the country`s rich cultural diversity in full display in 23
tableaux -- 13 from states and 10 from ministries. This time,
the number of tableaux has risen to 23 from last year`s 21 to
provide a kaleidoscopic view of the vibrant cultural heritage.

Rabindranath Tagore, Lord Buddha, Jammu and Kashmir`s
Bandh Pandher, Tripura`s Kharchi festival, Punjab`s Mehandi
ceremony and Bihar`s Maner Sherif were among the focus areas
of tableaux from various states.

The first to be rolled out was the one on `Gurudev`
Rabindranath Tagore by Culture Ministry and Sangeet Natak
Akademi to commemorate the Nobel laureate`s 150th birth
anniversary.

A big bust of Tagore formed the foreground of the
tableau with Santiniketan in the backdrop and depiction of a
meeting Mahatma Gandhi had with the poet laureate.

His works like Gitanjali and some of his paintings as
well as his famous verse `Ekla Chalo Re` (Go Alone) also
formed the artwork.

Orissa`s float depicted saint poet Jayadev and 12
chapters Geeta Govindam with paintings on Lord Krishna while
Assam`s Ankiya Nat or Bhaona had a scene from Bhagavata Purana
on Bhakt Prahlad.

Maharashtra came with the enthralling Lawani dancers
on a float modelled on a bullock cart while Tripura gave a
glimpse of Kharchi or the worship of earth, a festival on
community harmony and integration during which 14 tribal Gods
are worshipped to acquire universality.

Gujarat`s offering was the Buddhist heritage in the
state and it had a replica of 4th century Buddha statue found
in Devni Mori, a stone edict of King Ashoka and Chinese
traveller Hiuen Tsang.

A creative representation of two dance forms is what
Kerala brought to Delhi by blending the majestic paraphernalia
of Kathakali and the simple beauty of Mohiniattom in a
"Pakarnattam".

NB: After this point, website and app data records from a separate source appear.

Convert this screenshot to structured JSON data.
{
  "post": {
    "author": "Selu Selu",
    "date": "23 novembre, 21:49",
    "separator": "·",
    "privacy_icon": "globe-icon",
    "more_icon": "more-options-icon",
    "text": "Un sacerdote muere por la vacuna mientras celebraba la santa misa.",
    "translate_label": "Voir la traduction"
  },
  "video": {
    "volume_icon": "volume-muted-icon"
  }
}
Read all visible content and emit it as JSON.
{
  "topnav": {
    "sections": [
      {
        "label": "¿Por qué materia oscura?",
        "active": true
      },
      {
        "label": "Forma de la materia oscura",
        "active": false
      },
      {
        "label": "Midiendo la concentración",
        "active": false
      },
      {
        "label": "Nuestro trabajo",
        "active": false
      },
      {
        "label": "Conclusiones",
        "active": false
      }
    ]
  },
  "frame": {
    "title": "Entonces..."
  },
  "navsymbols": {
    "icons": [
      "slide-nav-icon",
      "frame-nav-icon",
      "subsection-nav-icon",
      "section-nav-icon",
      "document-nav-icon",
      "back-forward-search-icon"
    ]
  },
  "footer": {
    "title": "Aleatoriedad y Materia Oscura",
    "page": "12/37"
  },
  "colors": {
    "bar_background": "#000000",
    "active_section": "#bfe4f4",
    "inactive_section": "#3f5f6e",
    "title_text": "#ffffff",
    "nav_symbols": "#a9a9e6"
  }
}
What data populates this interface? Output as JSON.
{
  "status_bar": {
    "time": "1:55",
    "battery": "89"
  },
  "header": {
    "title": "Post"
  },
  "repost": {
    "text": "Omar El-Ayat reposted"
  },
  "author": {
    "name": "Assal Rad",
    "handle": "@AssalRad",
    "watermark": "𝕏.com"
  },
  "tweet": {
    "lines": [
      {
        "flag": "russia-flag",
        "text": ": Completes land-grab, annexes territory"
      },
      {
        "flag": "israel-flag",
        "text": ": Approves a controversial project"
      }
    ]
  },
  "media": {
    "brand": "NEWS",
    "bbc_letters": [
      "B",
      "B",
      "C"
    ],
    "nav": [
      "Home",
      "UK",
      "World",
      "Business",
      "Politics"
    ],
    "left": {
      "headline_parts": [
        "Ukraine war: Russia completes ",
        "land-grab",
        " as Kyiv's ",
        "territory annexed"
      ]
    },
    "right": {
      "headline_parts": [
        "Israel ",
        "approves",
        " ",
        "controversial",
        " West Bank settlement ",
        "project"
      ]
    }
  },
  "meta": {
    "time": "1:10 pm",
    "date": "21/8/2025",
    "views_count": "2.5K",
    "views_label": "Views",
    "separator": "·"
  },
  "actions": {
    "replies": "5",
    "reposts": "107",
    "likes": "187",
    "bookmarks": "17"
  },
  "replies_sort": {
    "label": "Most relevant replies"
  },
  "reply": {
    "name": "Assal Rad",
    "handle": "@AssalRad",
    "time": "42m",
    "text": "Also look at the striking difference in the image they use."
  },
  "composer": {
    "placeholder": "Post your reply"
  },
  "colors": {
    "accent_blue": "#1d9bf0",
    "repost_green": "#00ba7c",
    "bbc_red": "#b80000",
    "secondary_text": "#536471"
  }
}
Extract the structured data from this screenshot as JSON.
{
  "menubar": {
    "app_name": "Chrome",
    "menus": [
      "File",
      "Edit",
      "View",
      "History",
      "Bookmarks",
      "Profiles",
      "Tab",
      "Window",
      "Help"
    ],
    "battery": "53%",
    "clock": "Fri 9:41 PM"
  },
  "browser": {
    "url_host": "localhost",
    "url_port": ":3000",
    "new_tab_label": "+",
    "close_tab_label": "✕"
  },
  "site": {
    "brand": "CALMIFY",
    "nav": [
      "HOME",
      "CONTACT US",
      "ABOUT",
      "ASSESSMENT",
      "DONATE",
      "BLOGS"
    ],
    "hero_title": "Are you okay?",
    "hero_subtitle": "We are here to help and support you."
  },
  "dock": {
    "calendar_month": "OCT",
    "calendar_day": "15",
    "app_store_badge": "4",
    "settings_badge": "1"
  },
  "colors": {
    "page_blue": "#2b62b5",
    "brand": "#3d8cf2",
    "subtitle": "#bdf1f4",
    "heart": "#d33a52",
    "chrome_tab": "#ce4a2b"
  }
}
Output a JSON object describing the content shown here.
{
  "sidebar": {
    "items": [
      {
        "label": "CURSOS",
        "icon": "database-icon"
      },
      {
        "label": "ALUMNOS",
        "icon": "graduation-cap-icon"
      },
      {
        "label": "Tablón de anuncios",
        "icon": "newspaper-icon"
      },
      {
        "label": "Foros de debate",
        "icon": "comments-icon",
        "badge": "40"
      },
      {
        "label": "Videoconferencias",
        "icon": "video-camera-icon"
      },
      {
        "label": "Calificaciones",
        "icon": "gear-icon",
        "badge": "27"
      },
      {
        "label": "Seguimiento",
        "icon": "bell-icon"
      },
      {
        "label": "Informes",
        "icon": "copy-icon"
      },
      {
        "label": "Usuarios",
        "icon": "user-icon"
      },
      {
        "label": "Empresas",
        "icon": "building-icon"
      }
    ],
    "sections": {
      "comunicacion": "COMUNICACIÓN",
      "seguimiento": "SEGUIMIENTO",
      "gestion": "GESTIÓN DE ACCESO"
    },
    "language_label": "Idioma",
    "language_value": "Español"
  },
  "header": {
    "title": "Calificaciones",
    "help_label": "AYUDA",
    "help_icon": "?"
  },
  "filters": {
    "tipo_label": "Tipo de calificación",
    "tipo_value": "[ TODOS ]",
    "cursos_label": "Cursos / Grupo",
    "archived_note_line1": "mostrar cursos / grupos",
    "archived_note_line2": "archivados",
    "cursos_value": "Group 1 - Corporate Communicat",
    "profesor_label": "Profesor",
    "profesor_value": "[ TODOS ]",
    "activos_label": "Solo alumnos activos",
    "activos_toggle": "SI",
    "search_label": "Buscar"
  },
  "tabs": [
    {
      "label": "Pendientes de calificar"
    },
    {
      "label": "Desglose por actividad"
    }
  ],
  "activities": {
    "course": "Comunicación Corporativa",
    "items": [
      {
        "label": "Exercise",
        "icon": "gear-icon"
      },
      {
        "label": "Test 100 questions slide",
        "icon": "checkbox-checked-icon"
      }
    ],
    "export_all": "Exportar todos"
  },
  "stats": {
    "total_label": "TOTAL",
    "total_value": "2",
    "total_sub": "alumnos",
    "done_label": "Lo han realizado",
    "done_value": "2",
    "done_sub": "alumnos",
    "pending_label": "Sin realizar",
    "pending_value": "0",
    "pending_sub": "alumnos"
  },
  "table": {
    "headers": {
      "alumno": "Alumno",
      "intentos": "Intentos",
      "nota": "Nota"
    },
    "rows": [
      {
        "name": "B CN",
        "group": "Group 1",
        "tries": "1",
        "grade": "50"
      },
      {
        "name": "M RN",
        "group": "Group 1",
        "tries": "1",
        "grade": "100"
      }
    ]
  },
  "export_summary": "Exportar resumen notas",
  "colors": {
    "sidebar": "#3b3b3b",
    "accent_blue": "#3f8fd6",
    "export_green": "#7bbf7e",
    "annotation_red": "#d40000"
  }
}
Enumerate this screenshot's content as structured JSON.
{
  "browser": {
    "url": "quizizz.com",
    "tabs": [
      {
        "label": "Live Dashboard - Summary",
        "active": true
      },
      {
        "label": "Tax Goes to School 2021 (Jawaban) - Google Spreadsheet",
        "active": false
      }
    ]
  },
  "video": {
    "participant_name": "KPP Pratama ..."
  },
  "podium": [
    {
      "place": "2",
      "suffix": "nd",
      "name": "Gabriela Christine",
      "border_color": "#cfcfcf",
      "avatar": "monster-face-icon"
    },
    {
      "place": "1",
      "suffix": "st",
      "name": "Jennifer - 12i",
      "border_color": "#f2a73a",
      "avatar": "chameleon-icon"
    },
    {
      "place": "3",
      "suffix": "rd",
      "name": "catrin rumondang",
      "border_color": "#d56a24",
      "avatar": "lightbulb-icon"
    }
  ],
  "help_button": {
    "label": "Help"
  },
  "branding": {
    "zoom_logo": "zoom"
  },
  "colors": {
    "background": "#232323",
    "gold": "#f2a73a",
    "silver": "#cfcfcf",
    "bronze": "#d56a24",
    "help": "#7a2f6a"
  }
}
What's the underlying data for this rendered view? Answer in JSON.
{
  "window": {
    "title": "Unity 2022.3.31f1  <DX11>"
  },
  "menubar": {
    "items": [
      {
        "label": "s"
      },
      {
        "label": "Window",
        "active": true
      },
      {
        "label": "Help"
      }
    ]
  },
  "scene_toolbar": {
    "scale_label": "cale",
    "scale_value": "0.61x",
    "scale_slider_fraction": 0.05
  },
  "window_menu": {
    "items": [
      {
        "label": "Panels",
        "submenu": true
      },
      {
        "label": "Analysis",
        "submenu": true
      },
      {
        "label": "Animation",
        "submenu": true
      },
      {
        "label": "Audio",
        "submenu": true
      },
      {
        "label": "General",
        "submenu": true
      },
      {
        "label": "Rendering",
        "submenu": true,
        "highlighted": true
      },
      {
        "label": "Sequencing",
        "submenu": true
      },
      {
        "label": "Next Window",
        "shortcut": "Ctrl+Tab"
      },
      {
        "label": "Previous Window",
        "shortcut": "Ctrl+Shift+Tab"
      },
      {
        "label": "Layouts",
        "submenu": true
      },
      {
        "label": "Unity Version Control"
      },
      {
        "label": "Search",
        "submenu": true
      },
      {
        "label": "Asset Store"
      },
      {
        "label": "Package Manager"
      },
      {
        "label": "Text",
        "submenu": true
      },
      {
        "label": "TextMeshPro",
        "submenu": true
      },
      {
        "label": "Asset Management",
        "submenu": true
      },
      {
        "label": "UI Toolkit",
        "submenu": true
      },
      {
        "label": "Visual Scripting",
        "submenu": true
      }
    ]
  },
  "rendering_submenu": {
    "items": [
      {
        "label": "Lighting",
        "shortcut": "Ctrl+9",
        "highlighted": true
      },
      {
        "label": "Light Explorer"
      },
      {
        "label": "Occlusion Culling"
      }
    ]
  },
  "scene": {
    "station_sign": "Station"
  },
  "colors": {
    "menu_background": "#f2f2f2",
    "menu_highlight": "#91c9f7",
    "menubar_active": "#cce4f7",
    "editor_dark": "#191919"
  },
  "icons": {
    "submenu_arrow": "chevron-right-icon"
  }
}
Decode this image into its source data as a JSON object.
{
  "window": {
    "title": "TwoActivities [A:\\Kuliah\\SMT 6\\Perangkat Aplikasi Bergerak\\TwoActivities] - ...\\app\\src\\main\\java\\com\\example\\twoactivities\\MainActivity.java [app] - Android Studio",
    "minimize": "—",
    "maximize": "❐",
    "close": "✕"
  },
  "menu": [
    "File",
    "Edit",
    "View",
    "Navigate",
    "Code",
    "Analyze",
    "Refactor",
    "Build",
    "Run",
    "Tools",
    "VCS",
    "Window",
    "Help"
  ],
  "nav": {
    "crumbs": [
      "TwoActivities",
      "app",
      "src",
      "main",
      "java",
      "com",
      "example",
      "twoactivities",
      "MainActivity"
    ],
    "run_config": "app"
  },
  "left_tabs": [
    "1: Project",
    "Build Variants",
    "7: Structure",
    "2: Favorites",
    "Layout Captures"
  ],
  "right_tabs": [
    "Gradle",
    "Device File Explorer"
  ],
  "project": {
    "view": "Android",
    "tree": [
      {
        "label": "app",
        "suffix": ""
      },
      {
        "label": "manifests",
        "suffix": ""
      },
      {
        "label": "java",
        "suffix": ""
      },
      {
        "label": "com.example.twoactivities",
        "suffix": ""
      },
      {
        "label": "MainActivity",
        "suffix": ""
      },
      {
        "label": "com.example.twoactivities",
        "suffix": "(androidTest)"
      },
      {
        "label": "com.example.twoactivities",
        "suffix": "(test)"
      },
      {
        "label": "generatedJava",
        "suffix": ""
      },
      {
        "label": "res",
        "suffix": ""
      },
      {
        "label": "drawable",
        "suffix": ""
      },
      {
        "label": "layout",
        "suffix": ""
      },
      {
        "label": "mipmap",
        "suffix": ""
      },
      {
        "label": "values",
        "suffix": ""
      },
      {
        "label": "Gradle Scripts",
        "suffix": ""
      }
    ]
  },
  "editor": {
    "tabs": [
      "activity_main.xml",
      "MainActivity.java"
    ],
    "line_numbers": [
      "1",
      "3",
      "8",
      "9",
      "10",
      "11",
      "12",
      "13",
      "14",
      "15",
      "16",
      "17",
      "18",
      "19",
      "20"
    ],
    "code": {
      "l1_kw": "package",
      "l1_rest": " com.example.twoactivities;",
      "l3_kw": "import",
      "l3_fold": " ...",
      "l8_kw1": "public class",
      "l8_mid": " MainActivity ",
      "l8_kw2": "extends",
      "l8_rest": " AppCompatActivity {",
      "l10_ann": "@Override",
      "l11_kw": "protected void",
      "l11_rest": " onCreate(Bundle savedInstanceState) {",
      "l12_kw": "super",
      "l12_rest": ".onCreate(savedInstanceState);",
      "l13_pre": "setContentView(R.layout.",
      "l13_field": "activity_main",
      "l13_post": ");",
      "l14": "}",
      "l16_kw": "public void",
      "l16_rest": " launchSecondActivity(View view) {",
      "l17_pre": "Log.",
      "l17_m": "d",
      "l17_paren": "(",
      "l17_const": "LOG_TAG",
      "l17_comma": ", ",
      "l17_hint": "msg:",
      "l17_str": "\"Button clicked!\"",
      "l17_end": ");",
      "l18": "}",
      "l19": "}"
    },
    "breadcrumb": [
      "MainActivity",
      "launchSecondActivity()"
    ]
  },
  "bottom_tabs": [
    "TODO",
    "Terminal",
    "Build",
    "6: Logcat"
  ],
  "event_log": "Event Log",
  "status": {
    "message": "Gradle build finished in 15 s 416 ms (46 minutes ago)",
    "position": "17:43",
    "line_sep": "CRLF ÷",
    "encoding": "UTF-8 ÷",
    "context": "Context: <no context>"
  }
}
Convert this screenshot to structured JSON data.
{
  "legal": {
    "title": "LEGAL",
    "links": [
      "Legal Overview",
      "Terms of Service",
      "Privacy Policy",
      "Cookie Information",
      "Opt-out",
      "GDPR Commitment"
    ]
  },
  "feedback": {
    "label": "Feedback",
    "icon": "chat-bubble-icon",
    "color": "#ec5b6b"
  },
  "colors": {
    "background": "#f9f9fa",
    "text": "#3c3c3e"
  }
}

The exotic handicrafts from Bidar -- Bidriware -- was
the highlight of Karnataka tableau showcasing the finest of
the human workmanship while Punjab came up with the exuberance
of mehandi ceremony when the bride is teased and pampered by
women-folk.

Bihar`s tableau was the 17th century architectural
marvel of Maner Sharif in Patna, the mausoleum of Sufi Saint
Makhdoom Daulat.

Guto Cham, an annual ceremony held in monasteries to
destroy evil, was the theme of Sikkim`s tableau which depicted
the colourful culture of the country`s smallest state while
Delhi showcased its harmonious nature through the depiction of
a series of religious symbols.

The Bagh prints, one of the most ancient traditions of
wooden block printing on clothes, was the theme of Madhya
Pradesh`s tableau while Jammu and Kashmir brought Bandh
Pandher, a folk theatre, to the parade.

The ministries and departments showcased the priority
areas and initiatives taken by the government which included
saving tigers, emergency response to handle a disaster, new
drug development and affordable healthcare and modern farm
technologies.

PTI